I’ve been thinking, which is usually dangerous, but since I don’t yet have a Glowforge to occupy my time this sometimes happens.
I was thinking this morning about the development of the Glowforge so far, how impressed I am with the PRU guys and gals and what they’ve been accomplishing with their lasers, wondering about the features that haven’t made it into the light of day yet, hoping that all is still well in the bypass/cut and flip arena. Then I started thinking about user experience and usability and there is a small worry that has been nagging at me from the back of my brain for a while. It’s obvious that @dan and the Glowforge team are looking to try to make a “universal” laser, good for everyone, not just the Maker community. I respect that, to be honest, it’s part of what caught my attention in the first place, the ease of use. But I worry that there is a dark side too. Often, the easier something is to use the less versitile it becomes.
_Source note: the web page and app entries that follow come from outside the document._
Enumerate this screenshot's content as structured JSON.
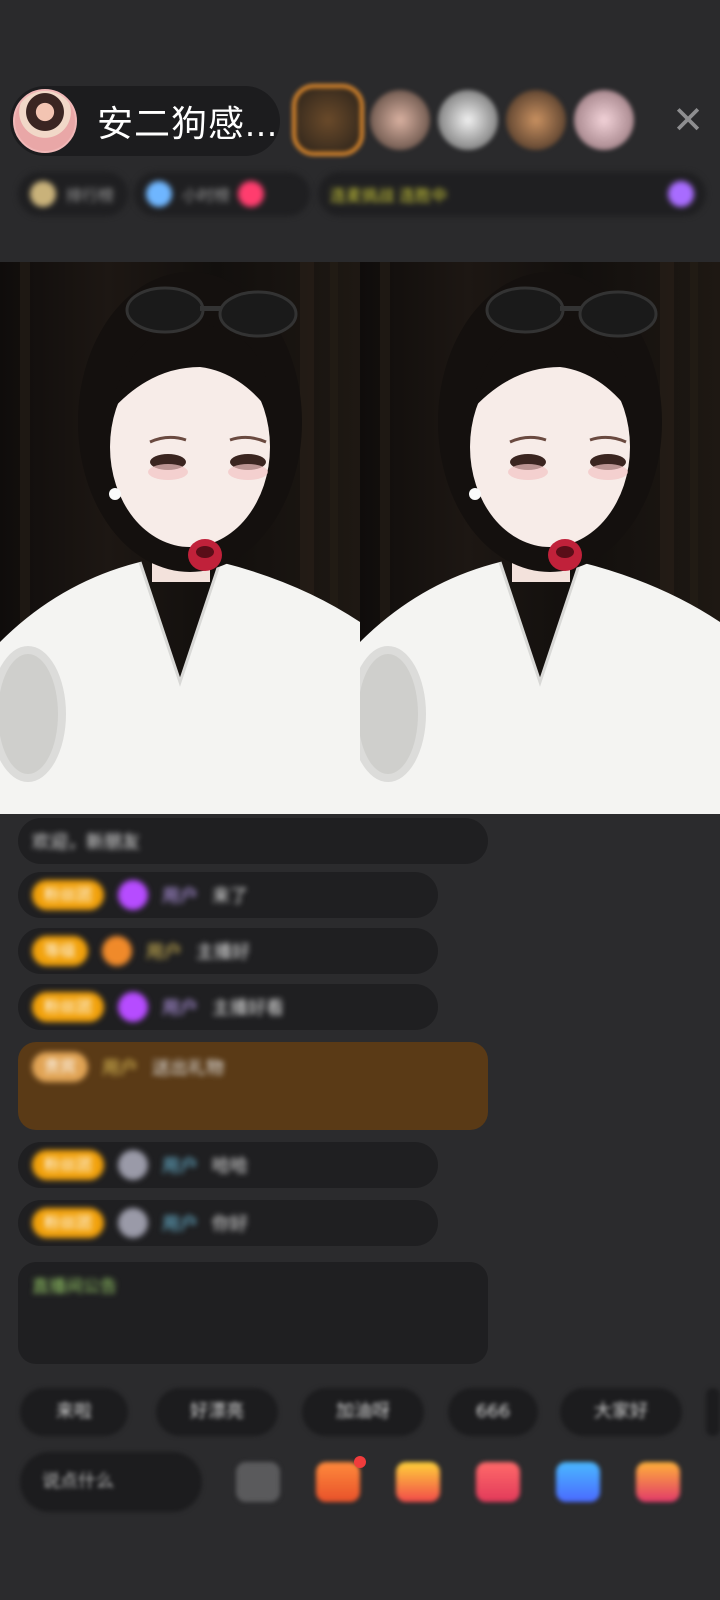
{
  "header": {
    "host_name": "安二狗感...",
    "close_icon": "close-icon",
    "viewer_count_avatars": 5
  },
  "info_strip": {
    "chips": [
      {
        "label": "排行榜",
        "icon": "rank-icon"
      },
      {
        "label": "小时榜",
        "icon": "hourly-rank-icon"
      },
      {
        "label": "连麦挑战 连胜中",
        "icon": "challenge-icon"
      }
    ]
  },
  "chat": {
    "messages": [
      {
        "badge": "",
        "user": "",
        "text": "欢迎，新朋友"
      },
      {
        "badge": "粉丝团",
        "user": "用户",
        "text": "来了"
      },
      {
        "badge": "等级",
        "user": "用户",
        "text": "主播好"
      },
      {
        "badge": "粉丝团",
        "user": "用户",
        "text": "主播好看"
      },
      {
        "badge": "贵宾",
        "user": "用户",
        "text": "送出礼物"
      },
      {
        "badge": "粉丝团",
        "user": "用户",
        "text": "哈哈"
      },
      {
        "badge": "粉丝团",
        "user": "用户",
        "text": "你好"
      },
      {
        "badge": "",
        "user": "",
        "text": "直播间公告"
      }
    ]
  },
  "quick_replies": [
    "来啦",
    "好漂亮",
    "加油呀",
    "666",
    "大家好"
  ],
  "bottom_bar": {
    "say_placeholder": "说点什么",
    "tools": [
      "emoji-icon",
      "gift-box-icon",
      "gift-icon",
      "lucky-bag-icon",
      "game-icon",
      "more-icon"
    ]
  },
  "colors": {
    "background": "#2b2b2d",
    "badge_orange": "#f2a20c",
    "rich_message_bg": "#5a3a16",
    "notice_green": "#9cd36a"
  }
}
To protect ease of use features tend to be cut, settings tend to be locked and hidden. More complicated/difficult uses are often locked out or never developed so that the untrained/uninformed segment of the owners don’t do something stupid with their machine.
To be clear, I’m not accusing Glowforge of any of this to this point. They are still dialing things in. There have been several comments by @dan and others over the past year and a half that have caused me to wonder, though.
I understand where @dan is coming from on this. He’s imagining a completely ignorant user that has put absolutely no time and thought into what they are doing, they just want to push a button and make it happen. My worry is how far do you go with this and is it, in the end, the best approach? Something I’ve noticed with all of the PRU users, there’s a wide range of ability and knowledge, but what has surfaced is a super helpful community that help to educate and instruct each other in best approches and techniques. I’m wondering if Glowforge wouldn’t be better served in the long run by worrying just a little less about “foolproof,” since that doesn’t exist, and looking for more ways to promote and integrate the community they’ve managed to create more. In the long I can’t help but think that the success of the Glowforge will ultimately lie not just in it’s ease of use, but in the versitility of what people are able to do with it. Sure, there will be some of those that have enough money and little interest in learning that they only cut proofgrade and only cut designs they buy from Glowforge, but economics will keep that section small and the lack of creativity in that group won’t inspire others to dive in, at least not to any great degree.
Just random thought on a rainy day. Feel free to ignore